** Action item **
Every entry must be reproduced word for word.

**********

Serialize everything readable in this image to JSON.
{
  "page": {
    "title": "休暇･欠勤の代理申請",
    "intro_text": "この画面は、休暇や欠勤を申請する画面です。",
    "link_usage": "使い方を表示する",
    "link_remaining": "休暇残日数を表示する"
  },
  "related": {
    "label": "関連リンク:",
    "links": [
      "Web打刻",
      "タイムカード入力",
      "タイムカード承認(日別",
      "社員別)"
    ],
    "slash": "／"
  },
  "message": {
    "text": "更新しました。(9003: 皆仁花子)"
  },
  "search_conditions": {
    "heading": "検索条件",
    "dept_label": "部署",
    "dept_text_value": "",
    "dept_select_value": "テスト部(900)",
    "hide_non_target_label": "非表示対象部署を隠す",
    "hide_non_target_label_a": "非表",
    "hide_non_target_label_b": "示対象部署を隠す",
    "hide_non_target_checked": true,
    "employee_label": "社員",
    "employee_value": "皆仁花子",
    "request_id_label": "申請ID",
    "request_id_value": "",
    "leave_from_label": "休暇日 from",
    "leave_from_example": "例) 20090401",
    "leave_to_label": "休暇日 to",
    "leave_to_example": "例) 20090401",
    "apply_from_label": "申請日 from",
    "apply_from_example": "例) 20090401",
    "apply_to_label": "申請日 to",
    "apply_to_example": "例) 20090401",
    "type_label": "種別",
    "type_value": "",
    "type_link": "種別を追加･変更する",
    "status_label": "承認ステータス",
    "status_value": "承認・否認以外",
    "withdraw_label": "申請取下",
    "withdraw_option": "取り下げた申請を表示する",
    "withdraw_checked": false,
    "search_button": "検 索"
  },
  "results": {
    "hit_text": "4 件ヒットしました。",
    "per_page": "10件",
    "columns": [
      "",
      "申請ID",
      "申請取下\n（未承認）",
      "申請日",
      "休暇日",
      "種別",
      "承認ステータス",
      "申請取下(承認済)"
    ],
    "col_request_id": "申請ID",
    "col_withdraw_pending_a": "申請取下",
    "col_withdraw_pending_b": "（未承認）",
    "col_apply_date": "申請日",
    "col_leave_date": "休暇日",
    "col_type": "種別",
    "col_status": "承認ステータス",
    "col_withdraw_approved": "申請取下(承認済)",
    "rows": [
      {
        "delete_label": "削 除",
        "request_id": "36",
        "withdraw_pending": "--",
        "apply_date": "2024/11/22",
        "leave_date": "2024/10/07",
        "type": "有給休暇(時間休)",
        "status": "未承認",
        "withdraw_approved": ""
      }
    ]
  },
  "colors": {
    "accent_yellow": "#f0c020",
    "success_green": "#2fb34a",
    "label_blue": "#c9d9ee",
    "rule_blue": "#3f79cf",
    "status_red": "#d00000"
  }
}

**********

** Result of this exercise **
Serialize everything readable in this image to JSON.
{
  "page": {
    "title": "休暇･欠勤の代理申請",
    "intro_text": "この画面は、休暇や欠勤を申請する画面です。",
    "link_usage": "使い方を表示する",
    "link_remaining": "休暇残日数を表示する"
  },
  "related": {
    "label": "関連リンク:",
    "links": [
      "Web打刻",
      "タイムカード入力",
      "タイムカード承認(日別",
      "社員別)"
    ],
    "slash": "／"
  },
  "message": {
    "text": "更新しました。(9003: 皆仁花子)"
  },
  "search_conditions": {
    "heading": "検索条件",
    "dept_label": "部署",
    "dept_text_value": "",
    "dept_select_value": "テスト部(900)",
    "hide_non_target_label": "非表示対象部署を隠す",
    "hide_non_target_label_a": "非表",
    "hide_non_target_label_b": "示対象部署を隠す",
    "hide_non_target_checked": true,
    "employee_label": "社員",
    "employee_value": "皆仁花子",
    "request_id_label": "申請ID",
    "request_id_value": "",
    "leave_from_label": "休暇日 from",
    "leave_from_example": "例) 20090401",
    "leave_to_label": "休暇日 to",
    "leave_to_example": "例) 20090401",
    "apply_from_label": "申請日 from",
    "apply_from_example": "例) 20090401",
    "apply_to_label": "申請日 to",
    "apply_to_example": "例) 20090401",
    "type_label": "種別",
    "type_value": "",
    "type_link": "種別を追加･変更する",
    "status_label": "承認ステータス",
    "status_value": "承認・否認以外",
    "withdraw_label": "申請取下",
    "withdraw_option": "取り下げた申請を表示する",
    "withdraw_checked": false,
    "search_button": "検 索"
  },
  "results": {
    "hit_text": "4 件ヒットしました。",
    "per_page": "10件",
    "columns": [
      "",
      "申請ID",
      "申請取下\n（未承認）",
      "申請日",
      "休暇日",
      "種別",
      "承認ステータス",
      "申請取下(承認済)"
    ],
    "col_request_id": "申請ID",
    "col_withdraw_pending_a": "申請取下",
    "col_withdraw_pending_b": "（未承認）",
    "col_apply_date": "申請日",
    "col_leave_date": "休暇日",
    "col_type": "種別",
    "col_status": "承認ステータス",
    "col_withdraw_approved": "申請取下(承認済)",
    "rows": [
      {
        "delete_label": "削 除",
        "request_id": "36",
        "withdraw_pending": "--",
        "apply_date": "2024/11/22",
        "leave_date": "2024/10/07",
        "type": "有給休暇(時間休)",
        "status": "未承認",
        "withdraw_approved": ""
      }
    ]
  },
  "colors": {
    "accent_yellow": "#f0c020",
    "success_green": "#2fb34a",
    "label_blue": "#c9d9ee",
    "rule_blue": "#3f79cf",
    "status_red": "#d00000"
  }
}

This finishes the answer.